INPUT RECORDS:
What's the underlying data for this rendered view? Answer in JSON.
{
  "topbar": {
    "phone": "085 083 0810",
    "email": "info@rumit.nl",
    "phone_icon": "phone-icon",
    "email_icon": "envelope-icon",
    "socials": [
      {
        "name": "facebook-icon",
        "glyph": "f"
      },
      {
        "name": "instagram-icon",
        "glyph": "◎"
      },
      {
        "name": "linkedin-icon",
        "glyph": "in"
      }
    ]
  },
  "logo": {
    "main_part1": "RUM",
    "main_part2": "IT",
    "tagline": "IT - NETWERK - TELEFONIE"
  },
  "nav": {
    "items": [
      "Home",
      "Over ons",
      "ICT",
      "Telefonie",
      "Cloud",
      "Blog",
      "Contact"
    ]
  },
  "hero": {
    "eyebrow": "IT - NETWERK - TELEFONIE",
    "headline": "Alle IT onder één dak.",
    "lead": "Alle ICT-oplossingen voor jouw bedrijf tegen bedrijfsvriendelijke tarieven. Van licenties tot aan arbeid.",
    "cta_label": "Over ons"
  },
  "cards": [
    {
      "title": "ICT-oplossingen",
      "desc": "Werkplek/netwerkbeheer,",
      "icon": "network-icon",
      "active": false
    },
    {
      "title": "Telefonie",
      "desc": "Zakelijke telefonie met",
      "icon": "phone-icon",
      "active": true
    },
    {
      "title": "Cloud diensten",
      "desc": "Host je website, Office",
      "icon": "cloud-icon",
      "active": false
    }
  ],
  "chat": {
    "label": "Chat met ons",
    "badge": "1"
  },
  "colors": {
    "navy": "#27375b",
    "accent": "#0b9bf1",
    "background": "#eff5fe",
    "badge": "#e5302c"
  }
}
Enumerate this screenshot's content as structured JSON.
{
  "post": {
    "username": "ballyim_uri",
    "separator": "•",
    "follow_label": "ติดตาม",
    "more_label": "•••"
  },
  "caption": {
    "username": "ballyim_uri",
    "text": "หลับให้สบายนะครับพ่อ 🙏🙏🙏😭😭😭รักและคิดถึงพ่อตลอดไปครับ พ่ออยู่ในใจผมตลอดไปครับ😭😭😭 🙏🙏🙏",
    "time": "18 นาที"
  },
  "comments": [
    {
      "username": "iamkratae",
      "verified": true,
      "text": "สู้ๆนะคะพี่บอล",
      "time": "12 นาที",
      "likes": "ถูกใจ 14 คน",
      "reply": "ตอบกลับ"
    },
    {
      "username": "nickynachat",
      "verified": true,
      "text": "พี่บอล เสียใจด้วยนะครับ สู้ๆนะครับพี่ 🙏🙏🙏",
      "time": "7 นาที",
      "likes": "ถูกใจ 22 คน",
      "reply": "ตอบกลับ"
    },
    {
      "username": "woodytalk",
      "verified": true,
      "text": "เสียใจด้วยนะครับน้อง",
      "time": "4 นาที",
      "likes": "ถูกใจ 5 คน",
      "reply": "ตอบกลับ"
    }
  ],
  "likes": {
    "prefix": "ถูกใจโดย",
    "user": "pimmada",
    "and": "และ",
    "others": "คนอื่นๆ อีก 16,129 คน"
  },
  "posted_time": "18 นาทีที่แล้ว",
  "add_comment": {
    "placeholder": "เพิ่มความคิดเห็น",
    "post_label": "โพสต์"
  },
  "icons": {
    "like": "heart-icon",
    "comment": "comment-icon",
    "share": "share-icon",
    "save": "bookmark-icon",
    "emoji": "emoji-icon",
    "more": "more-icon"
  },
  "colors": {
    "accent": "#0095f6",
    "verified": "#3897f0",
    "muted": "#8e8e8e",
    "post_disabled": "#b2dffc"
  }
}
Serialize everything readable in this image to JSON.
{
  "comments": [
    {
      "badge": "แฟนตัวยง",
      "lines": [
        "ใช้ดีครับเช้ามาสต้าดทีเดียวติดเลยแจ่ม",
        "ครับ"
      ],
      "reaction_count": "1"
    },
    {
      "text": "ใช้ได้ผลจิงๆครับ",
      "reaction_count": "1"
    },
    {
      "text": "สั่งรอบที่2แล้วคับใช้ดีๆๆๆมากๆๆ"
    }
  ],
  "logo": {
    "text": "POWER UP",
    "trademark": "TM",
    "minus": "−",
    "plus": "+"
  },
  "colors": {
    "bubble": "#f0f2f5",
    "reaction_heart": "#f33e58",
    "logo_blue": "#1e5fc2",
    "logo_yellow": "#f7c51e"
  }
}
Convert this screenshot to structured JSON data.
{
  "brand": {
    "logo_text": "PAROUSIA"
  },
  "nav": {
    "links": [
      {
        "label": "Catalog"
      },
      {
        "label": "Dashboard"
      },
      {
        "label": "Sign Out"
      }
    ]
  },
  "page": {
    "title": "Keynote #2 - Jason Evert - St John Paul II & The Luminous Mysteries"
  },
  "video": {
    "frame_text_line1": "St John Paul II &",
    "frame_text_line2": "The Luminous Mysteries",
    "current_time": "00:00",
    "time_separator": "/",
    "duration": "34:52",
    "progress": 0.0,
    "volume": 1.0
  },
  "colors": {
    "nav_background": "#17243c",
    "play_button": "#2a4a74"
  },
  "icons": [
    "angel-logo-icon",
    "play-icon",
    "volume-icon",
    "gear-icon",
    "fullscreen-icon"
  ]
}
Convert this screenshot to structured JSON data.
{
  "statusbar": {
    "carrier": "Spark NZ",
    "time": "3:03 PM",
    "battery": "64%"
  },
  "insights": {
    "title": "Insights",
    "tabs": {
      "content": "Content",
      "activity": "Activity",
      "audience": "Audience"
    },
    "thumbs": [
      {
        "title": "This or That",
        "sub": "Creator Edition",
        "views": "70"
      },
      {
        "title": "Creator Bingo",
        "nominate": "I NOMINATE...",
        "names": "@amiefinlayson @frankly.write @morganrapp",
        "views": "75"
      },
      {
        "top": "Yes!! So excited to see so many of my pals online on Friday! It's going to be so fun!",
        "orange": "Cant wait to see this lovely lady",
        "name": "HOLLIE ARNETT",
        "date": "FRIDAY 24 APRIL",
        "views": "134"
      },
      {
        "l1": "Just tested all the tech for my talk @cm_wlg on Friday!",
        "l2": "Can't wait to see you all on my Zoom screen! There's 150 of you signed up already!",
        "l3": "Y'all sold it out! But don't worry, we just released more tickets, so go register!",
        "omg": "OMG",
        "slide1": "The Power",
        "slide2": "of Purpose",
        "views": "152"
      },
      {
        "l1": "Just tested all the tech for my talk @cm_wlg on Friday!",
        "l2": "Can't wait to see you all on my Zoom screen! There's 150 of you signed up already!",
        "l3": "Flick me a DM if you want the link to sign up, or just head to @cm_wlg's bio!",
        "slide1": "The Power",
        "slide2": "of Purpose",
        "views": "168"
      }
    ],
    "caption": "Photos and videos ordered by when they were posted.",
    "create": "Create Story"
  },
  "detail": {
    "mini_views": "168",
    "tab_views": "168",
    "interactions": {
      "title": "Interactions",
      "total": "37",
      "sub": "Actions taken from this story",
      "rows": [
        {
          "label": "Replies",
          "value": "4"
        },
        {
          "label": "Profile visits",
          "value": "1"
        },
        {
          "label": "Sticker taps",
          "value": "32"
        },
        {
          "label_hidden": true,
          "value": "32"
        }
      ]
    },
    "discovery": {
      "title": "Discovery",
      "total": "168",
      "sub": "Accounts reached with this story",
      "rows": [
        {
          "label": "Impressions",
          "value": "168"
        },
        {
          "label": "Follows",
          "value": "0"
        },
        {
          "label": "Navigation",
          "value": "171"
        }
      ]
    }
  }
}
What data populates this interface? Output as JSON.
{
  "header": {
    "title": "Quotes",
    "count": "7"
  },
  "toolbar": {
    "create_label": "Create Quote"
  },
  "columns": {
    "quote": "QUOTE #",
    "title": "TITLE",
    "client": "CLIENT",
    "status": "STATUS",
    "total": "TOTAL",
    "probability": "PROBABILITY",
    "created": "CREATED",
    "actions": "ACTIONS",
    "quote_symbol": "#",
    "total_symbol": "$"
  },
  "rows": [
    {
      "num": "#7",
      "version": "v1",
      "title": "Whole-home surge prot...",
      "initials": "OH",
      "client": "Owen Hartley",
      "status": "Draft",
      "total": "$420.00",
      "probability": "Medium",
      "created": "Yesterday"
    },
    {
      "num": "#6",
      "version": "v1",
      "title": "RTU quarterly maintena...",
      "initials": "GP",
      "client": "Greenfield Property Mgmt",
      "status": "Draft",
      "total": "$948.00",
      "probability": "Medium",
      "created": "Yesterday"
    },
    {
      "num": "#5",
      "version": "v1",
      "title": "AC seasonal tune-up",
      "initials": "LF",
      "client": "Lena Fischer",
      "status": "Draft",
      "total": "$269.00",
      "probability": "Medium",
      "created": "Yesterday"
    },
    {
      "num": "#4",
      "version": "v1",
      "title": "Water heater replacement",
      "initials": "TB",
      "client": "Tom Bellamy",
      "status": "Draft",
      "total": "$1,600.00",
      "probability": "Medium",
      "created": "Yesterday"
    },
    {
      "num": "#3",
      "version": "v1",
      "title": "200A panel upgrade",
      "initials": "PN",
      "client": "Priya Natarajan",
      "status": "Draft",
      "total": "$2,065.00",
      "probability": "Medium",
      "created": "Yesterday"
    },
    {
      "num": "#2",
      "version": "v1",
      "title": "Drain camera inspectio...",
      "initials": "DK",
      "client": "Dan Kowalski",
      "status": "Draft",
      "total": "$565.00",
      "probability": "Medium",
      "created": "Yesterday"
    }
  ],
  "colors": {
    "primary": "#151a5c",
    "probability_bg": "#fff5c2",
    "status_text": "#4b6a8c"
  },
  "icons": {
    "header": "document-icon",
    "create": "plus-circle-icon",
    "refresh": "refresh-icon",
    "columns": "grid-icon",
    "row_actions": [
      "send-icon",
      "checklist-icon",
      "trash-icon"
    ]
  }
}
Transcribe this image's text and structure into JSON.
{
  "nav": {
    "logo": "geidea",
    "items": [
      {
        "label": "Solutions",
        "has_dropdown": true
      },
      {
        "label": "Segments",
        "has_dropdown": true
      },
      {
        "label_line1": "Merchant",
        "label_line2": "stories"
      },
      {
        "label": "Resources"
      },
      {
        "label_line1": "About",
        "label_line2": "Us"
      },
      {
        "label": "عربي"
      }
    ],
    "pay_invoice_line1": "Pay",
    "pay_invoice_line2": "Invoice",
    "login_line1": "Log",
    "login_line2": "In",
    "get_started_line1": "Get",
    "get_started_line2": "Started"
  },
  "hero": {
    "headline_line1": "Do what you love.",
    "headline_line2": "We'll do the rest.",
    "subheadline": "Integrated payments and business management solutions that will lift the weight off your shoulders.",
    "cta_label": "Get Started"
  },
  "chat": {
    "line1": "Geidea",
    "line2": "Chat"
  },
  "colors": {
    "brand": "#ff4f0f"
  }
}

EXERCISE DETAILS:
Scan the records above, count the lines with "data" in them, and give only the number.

WRITTEN SOLUTION:
4